During our visit we also saw Blue / Common (Anax imperator) and Lesser Emperors (Anax parthenope) and Red-veined Darter (Sympetrum fonscolombii), Speckled Wood (Pararge aegeria), Monarch (Danaus plexippus) and Stripe-necked Terrapin (Mauremys leprosa). The reserve was generally quiet so we exited at 11:30 and headed out towards the beach near the Golf Complex, we were soon picking up lifers for Deb and Ian, the first was a couple of Cory's Shearwaters (Pardela Cenicienta / Calonectris diomedea) which were heading East at around mid distance and these were soon followed by a Balearic Shearwater (Pardela Balear / Puffinus mauretanicus) which was picked up at great distance by Juan. Here we also saw a flock of passing Sandwich Terns (Charrán Patinegro / Sterna sandvicensis), a couple of more distant Northern Gannets (Alcatraz Atlántico / Morus bassanus) and half a dozen or so adult and immature Audouin's Gulls (Gaviota de Audouin / Larus audouinii). We then moved back to the point along the road through the Agricultural area where we had first met Juan and again as soon as we arrived we could hear the calls of several Common Quail (Codorniz Común /Coturnix coturnix) which remained elusivly out of sight but we did see more Turtle Doves, Crested Lark (Cogujada / Galerida cristata), Red-rumped Swallow (Golondrina Dáurica / Hirudo daurica) and Woodchat Shrike (Alcaudón Común / Lanius senator).
Water Rail (Rascón Europeo / Rallus aquaticus).
At this point we returned to Juans car and said goodbye to him and thank him for his help, we then started off North heading towards Granada via the wetlands at Padul. Our target bird here was Water Rail (Rascón Europeo / Rallus aquaticus) and we soon had it under the belt, just after we arrived we found a couple of immature birds on the extreamly polluted main canal. We continued on down to the hide but apart from some good views of a couple of Great Reed Warblers (Carricero Tordal / Acrocephalus arundinaceus), a Melodious Warbler (Zarcero Común / Hippolais polyglotta) and a pair of brightly plumaged Common Stonechats (Tarabilla Común / Saxicola torquata). We retraced our steps back to the spot where we saw the Water Rails and decided to sit down and stake the site out for a while and see if we could get views of an adult bird, after a short while we had some good views of the immatures again and then a nice adult bird came into views and showed well but briefly.
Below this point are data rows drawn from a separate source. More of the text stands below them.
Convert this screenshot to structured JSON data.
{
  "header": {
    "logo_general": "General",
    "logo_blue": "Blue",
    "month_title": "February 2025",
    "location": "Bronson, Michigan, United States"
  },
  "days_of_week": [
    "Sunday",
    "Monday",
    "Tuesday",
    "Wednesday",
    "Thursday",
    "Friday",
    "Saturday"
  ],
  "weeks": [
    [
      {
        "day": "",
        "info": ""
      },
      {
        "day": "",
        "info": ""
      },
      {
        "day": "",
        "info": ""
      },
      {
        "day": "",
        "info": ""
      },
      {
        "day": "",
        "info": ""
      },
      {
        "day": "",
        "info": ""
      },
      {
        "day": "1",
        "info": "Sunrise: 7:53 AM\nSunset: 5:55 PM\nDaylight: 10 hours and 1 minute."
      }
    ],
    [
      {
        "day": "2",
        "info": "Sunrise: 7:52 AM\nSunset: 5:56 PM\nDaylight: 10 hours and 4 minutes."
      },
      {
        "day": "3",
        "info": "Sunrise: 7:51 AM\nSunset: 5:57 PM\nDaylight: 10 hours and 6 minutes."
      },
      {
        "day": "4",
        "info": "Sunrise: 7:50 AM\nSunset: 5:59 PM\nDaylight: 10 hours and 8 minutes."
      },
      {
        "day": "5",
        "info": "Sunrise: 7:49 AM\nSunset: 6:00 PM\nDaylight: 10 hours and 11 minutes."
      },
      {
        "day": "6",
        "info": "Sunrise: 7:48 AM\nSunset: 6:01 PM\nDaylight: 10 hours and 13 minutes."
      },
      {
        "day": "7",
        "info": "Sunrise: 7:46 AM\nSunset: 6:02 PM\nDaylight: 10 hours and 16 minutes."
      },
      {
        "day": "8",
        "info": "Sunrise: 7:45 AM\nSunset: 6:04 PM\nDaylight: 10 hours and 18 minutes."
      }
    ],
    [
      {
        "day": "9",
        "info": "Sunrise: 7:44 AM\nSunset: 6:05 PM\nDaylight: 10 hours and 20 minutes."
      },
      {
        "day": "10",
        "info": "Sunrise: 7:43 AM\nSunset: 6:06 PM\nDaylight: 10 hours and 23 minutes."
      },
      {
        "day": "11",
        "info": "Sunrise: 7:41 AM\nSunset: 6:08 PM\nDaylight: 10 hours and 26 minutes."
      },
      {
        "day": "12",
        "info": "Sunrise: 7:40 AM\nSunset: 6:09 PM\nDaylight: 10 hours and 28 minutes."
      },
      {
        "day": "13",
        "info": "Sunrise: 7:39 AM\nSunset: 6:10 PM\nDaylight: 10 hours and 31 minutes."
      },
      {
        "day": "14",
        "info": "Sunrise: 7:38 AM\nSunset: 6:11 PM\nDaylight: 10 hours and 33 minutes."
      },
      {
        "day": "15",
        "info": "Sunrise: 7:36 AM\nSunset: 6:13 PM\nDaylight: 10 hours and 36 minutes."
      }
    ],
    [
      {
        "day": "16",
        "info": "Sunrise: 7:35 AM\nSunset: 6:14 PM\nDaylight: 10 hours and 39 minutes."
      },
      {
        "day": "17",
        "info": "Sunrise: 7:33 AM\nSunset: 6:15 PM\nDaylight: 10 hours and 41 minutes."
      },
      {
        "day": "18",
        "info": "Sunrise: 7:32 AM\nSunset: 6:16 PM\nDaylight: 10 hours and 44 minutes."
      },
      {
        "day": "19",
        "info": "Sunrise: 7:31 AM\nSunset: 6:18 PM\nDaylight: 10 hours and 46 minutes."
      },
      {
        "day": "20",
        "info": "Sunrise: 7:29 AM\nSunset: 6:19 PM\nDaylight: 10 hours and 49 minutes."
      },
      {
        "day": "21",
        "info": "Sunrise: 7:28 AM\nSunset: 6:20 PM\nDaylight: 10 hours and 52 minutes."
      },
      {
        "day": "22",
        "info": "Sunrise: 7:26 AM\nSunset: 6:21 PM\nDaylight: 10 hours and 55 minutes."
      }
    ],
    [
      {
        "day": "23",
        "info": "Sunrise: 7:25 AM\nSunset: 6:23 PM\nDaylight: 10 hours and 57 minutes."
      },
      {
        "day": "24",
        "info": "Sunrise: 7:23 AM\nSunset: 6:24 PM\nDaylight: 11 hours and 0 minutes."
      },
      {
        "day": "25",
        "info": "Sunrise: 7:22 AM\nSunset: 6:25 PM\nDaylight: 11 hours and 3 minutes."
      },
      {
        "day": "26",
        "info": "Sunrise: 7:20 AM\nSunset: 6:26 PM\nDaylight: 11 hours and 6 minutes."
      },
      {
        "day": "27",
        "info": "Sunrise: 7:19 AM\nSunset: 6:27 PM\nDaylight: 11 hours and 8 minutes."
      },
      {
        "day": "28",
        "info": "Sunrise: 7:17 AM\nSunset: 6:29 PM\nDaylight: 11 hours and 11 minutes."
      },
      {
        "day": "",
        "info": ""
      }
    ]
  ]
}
We then eventually managed to get up off the ground creaking and groaning all the way and headed off to a site on the edge of Granada City looking for a couple of exotic species.
Booted Eagle (Aguililla Calzada / Hieraaetus pennatus) taken by Deb.
We arrived and quickly added Tree Sparrow (Gorrión Molinero / Passer montanus) to the Granada  trip list, a Booted Eagle (Aguililla Calzada / Hieraaetus pennatus) this was followed by a fly passed by 5 Monk Parakeets (Cotorra Argentina / Myiopsitta monachus) and we eventually had views of a male and female Red Avadavat's (Bengali Rojo / Amandava amandava). From here we headed back to the house.